## INFORMATION SUPPLIED:
------------------------------------------------------------------------

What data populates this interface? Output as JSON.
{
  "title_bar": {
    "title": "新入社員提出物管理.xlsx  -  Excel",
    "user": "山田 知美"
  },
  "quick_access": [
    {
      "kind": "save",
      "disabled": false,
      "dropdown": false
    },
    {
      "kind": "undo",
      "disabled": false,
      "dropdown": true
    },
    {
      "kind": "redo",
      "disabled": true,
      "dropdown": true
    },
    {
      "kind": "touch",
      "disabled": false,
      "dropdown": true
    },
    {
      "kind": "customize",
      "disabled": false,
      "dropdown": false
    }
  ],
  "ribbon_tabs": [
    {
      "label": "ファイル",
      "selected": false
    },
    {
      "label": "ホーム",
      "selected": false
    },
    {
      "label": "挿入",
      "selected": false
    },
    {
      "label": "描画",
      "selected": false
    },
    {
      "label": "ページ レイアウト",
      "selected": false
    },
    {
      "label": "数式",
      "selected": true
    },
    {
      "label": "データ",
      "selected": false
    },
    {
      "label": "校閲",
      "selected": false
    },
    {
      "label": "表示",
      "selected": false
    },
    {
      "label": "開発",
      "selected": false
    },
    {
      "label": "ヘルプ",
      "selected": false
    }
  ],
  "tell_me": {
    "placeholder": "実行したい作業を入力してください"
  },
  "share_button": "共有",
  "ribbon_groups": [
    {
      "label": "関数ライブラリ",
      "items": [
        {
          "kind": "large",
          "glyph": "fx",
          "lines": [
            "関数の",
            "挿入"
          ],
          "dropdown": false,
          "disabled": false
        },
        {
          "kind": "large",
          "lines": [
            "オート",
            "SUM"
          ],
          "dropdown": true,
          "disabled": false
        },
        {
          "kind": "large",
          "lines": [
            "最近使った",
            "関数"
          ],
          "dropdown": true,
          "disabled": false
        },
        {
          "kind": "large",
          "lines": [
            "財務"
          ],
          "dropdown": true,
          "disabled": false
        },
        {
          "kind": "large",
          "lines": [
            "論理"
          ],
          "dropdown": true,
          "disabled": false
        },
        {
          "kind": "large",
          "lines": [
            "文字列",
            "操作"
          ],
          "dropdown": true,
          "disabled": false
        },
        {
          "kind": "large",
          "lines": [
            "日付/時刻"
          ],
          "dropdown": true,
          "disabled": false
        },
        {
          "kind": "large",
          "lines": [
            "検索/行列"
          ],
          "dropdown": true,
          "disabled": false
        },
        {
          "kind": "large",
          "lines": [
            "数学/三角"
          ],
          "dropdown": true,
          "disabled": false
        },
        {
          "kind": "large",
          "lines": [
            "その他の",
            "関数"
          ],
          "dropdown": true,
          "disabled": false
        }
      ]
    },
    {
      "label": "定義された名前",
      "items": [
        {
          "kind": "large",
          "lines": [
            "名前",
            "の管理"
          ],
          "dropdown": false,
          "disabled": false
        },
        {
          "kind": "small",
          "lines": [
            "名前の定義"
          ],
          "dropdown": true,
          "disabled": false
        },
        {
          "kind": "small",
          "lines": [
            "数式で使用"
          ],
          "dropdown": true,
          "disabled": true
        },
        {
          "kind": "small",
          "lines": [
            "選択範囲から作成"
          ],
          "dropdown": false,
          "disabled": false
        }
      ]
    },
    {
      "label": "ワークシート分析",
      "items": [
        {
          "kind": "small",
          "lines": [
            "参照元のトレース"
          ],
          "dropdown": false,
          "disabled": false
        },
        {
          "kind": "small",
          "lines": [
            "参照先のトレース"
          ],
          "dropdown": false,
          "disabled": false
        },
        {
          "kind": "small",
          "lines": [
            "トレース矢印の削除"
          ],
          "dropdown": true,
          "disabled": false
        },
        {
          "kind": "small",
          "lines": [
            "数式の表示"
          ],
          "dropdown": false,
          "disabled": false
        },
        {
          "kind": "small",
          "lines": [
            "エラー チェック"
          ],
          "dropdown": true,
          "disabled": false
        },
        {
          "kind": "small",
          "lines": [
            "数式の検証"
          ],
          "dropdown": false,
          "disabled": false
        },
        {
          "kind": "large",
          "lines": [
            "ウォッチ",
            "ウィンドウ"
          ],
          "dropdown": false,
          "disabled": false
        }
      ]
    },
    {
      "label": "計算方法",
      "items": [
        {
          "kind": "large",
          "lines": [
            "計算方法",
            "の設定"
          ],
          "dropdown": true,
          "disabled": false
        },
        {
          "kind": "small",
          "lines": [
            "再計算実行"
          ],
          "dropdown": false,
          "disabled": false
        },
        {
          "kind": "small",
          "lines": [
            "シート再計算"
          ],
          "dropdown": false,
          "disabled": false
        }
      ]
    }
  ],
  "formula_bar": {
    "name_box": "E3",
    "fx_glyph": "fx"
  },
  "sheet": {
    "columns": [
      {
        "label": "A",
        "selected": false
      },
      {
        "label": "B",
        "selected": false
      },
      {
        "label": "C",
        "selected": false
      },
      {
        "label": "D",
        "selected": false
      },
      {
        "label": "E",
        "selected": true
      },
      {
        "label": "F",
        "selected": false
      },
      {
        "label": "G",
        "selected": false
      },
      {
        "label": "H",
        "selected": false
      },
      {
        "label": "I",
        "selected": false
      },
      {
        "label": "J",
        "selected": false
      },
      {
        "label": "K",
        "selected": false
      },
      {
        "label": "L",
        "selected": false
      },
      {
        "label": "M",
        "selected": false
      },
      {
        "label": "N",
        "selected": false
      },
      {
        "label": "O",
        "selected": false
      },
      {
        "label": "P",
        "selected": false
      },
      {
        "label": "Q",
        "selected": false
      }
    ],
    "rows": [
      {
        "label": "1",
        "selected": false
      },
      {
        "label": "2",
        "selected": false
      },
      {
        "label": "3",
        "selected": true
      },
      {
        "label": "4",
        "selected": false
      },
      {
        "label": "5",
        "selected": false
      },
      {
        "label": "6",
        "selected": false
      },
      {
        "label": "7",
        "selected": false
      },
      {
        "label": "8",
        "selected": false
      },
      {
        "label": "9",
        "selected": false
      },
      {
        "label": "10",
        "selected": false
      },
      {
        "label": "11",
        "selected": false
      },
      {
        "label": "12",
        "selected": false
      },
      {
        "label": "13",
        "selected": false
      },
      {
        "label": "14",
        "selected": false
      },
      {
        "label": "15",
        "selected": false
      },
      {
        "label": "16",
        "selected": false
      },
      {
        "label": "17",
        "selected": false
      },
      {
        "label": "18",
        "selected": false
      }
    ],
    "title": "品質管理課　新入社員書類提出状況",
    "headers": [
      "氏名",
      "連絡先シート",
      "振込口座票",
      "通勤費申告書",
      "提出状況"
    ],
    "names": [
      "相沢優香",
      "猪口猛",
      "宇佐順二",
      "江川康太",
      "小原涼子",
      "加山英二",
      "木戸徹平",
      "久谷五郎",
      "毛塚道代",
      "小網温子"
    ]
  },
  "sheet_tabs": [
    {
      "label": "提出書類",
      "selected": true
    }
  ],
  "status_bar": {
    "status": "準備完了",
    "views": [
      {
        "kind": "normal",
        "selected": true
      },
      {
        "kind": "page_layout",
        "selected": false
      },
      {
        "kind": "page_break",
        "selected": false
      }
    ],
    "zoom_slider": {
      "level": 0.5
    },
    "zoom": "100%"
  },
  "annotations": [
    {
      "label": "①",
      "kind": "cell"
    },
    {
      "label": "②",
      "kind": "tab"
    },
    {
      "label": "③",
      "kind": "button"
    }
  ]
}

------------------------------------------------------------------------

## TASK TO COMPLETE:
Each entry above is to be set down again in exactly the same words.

## WRITTEN RESPONSE:
What data populates this interface? Output as JSON.
{
  "title_bar": {
    "title": "新入社員提出物管理.xlsx  -  Excel",
    "user": "山田 知美"
  },
  "quick_access": [
    {
      "kind": "save",
      "disabled": false,
      "dropdown": false
    },
    {
      "kind": "undo",
      "disabled": false,
      "dropdown": true
    },
    {
      "kind": "redo",
      "disabled": true,
      "dropdown": true
    },
    {
      "kind": "touch",
      "disabled": false,
      "dropdown": true
    },
    {
      "kind": "customize",
      "disabled": false,
      "dropdown": false
    }
  ],
  "ribbon_tabs": [
    {
      "label": "ファイル",
      "selected": false
    },
    {
      "label": "ホーム",
      "selected": false
    },
    {
      "label": "挿入",
      "selected": false
    },
    {
      "label": "描画",
      "selected": false
    },
    {
      "label": "ページ レイアウト",
      "selected": false
    },
    {
      "label": "数式",
      "selected": true
    },
    {
      "label": "データ",
      "selected": false
    },
    {
      "label": "校閲",
      "selected": false
    },
    {
      "label": "表示",
      "selected": false
    },
    {
      "label": "開発",
      "selected": false
    },
    {
      "label": "ヘルプ",
      "selected": false
    }
  ],
  "tell_me": {
    "placeholder": "実行したい作業を入力してください"
  },
  "share_button": "共有",
  "ribbon_groups": [
    {
      "label": "関数ライブラリ",
      "items": [
        {
          "kind": "large",
          "glyph": "fx",
          "lines": [
            "関数の",
            "挿入"
          ],
          "dropdown": false,
          "disabled": false
        },
        {
          "kind": "large",
          "lines": [
            "オート",
            "SUM"
          ],
          "dropdown": true,
          "disabled": false
        },
        {
          "kind": "large",
          "lines": [
            "最近使った",
            "関数"
          ],
          "dropdown": true,
          "disabled": false
        },
        {
          "kind": "large",
          "lines": [
            "財務"
          ],
          "dropdown": true,
          "disabled": false
        },
        {
          "kind": "large",
          "lines": [
            "論理"
          ],
          "dropdown": true,
          "disabled": false
        },
        {
          "kind": "large",
          "lines": [
            "文字列",
            "操作"
          ],
          "dropdown": true,
          "disabled": false
        },
        {
          "kind": "large",
          "lines": [
            "日付/時刻"
          ],
          "dropdown": true,
          "disabled": false
        },
        {
          "kind": "large",
          "lines": [
            "検索/行列"
          ],
          "dropdown": true,
          "disabled": false
        },
        {
          "kind": "large",
          "lines": [
            "数学/三角"
          ],
          "dropdown": true,
          "disabled": false
        },
        {
          "kind": "large",
          "lines": [
            "その他の",
            "関数"
          ],
          "dropdown": true,
          "disabled": false
        }
      ]
    },
    {
      "label": "定義された名前",
      "items": [
        {
          "kind": "large",
          "lines": [
            "名前",
            "の管理"
          ],
          "dropdown": false,
          "disabled": false
        },
        {
          "kind": "small",
          "lines": [
            "名前の定義"
          ],
          "dropdown": true,
          "disabled": false
        },
        {
          "kind": "small",
          "lines": [
            "数式で使用"
          ],
          "dropdown": true,
          "disabled": true
        },
        {
          "kind": "small",
          "lines": [
            "選択範囲から作成"
          ],
          "dropdown": false,
          "disabled": false
        }
      ]
    },
    {
      "label": "ワークシート分析",
      "items": [
        {
          "kind": "small",
          "lines": [
            "参照元のトレース"
          ],
          "dropdown": false,
          "disabled": false
        },
        {
          "kind": "small",
          "lines": [
            "参照先のトレース"
          ],
          "dropdown": false,
          "disabled": false
        },
        {
          "kind": "small",
          "lines": [
            "トレース矢印の削除"
          ],
          "dropdown": true,
          "disabled": false
        },
        {
          "kind": "small",
          "lines": [
            "数式の表示"
          ],
          "dropdown": false,
          "disabled": false
        },
        {
          "kind": "small",
          "lines": [
            "エラー チェック"
          ],
          "dropdown": true,
          "disabled": false
        },
        {
          "kind": "small",
          "lines": [
            "数式の検証"
          ],
          "dropdown": false,
          "disabled": false
        },
        {
          "kind": "large",
          "lines": [
            "ウォッチ",
            "ウィンドウ"
          ],
          "dropdown": false,
          "disabled": false
        }
      ]
    },
    {
      "label": "計算方法",
      "items": [
        {
          "kind": "large",
          "lines": [
            "計算方法",
            "の設定"
          ],
          "dropdown": true,
          "disabled": false
        },
        {
          "kind": "small",
          "lines": [
            "再計算実行"
          ],
          "dropdown": false,
          "disabled": false
        },
        {
          "kind": "small",
          "lines": [
            "シート再計算"
          ],
          "dropdown": false,
          "disabled": false
        }
      ]
    }
  ],
  "formula_bar": {
    "name_box": "E3",
    "fx_glyph": "fx"
  },
  "sheet": {
    "columns": [
      {
        "label": "A",
        "selected": false
      },
      {
        "label": "B",
        "selected": false
      },
      {
        "label": "C",
        "selected": false
      },
      {
        "label": "D",
        "selected": false
      },
      {
        "label": "E",
        "selected": true
      },
      {
        "label": "F",
        "selected": false
      },
      {
        "label": "G",
        "selected": false
      },
      {
        "label": "H",
        "selected": false
      },
      {
        "label": "I",
        "selected": false
      },
      {
        "label": "J",
        "selected": false
      },
      {
        "label": "K",
        "selected": false
      },
      {
        "label": "L",
        "selected": false
      },
      {
        "label": "M",
        "selected": false
      },
      {
        "label": "N",
        "selected": false
      },
      {
        "label": "O",
        "selected": false
      },
      {
        "label": "P",
        "selected": false
      },
      {
        "label": "Q",
        "selected": false
      }
    ],
    "rows": [
      {
        "label": "1",
        "selected": false
      },
      {
        "label": "2",
        "selected": false
      },
      {
        "label": "3",
        "selected": true
      },
      {
        "label": "4",
        "selected": false
      },
      {
        "label": "5",
        "selected": false
      },
      {
        "label": "6",
        "selected": false
      },
      {
        "label": "7",
        "selected": false
      },
      {
        "label": "8",
        "selected": false
      },
      {
        "label": "9",
        "selected": false
      },
      {
        "label": "10",
        "selected": false
      },
      {
        "label": "11",
        "selected": false
      },
      {
        "label": "12",
        "selected": false
      },
      {
        "label": "13",
        "selected": false
      },
      {
        "label": "14",
        "selected": false
      },
      {
        "label": "15",
        "selected": false
      },
      {
        "label": "16",
        "selected": false
      },
      {
        "label": "17",
        "selected": false
      },
      {
        "label": "18",
        "selected": false
      }
    ],
    "title": "品質管理課　新入社員書類提出状況",
    "headers": [
      "氏名",
      "連絡先シート",
      "振込口座票",
      "通勤費申告書",
      "提出状況"
    ],
    "names": [
      "相沢優香",
      "猪口猛",
      "宇佐順二",
      "江川康太",
      "小原涼子",
      "加山英二",
      "木戸徹平",
      "久谷五郎",
      "毛塚道代",
      "小網温子"
    ]
  },
  "sheet_tabs": [
    {
      "label": "提出書類",
      "selected": true
    }
  ],
  "status_bar": {
    "status": "準備完了",
    "views": [
      {
        "kind": "normal",
        "selected": true
      },
      {
        "kind": "page_layout",
        "selected": false
      },
      {
        "kind": "page_break",
        "selected": false
      }
    ],
    "zoom_slider": {
      "level": 0.5
    },
    "zoom": "100%"
  },
  "annotations": [
    {
      "label": "①",
      "kind": "cell"
    },
    {
      "label": "②",
      "kind": "tab"
    },
    {
      "label": "③",
      "kind": "button"
    }
  ]
}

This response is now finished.